Actions of general anesthetics on the brain electrical activities can be differentiated two characteristic types. The first type is characterized by the suppression of the spontaneous firing of the reticular neurons in dose dependent manner. Agents that induce this type of suppression are barbiturate, halothane, and isoflurane. The other type is characterized by the enhancement of the reticular neuronal firing in the clinical doses. The anesthetics that induce this enhancement are ether, ketamine, and nitrous oxide. In the central nervous system(CNS), neurotransmitters are separated into two general classes : excitatory transmitters, such as glutamate(GLU), acetylcholine(Ach), and dopamine(DA), and inhibitory ones, such as gamma-aminobutylic acid(GABA) and glycine. To provide a neurochemical basis for the different CNS actions of anesthetics, we investigated the relation of the different types of anesthetics and the release of the different classes of neurotransmitters.

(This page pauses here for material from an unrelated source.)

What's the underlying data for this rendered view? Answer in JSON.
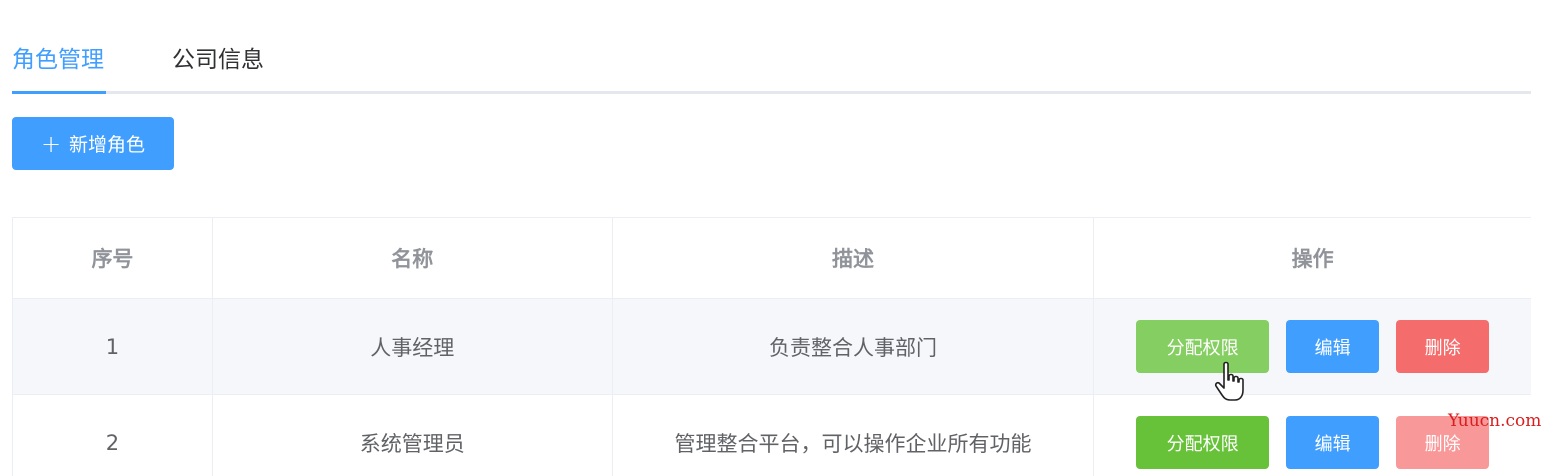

We studied the e
ffects of pentobarbital, isoflurane, ketamine, and nitrous oxide on the release of various neurotransmitters at the cerebral cortex and the striatum using the microdialysis method in rats. Pentobarbital did not affect the release of GLU, GABA, and glycine, but suppressed the striatal Ach release. Isoflurane also decreased Ach release in the cerebral cortex and the striatum. Ketamine and nitrous oxide did not change the striatal Ach release. Thus, inhibitory action of pentobarbital and isoflurane might be produced by the attenuation of the release of excitatory transmitter, Ach. We studied the changes of brain monoamines and their metabolites during nitrous oxide inhalation in rats. Nitrous oxide increased the content of 3,4-dihydroxyphenylacetic acid, the metabolite of dopamine, but not dopamine, in the cerebral cortex and the medulla, which indicated the enhancement of dopaminergic neuronal activities. The euphorigenic and emetic properties of nitrous oxide may be a reflection of the activation of dopaminergic systems. Less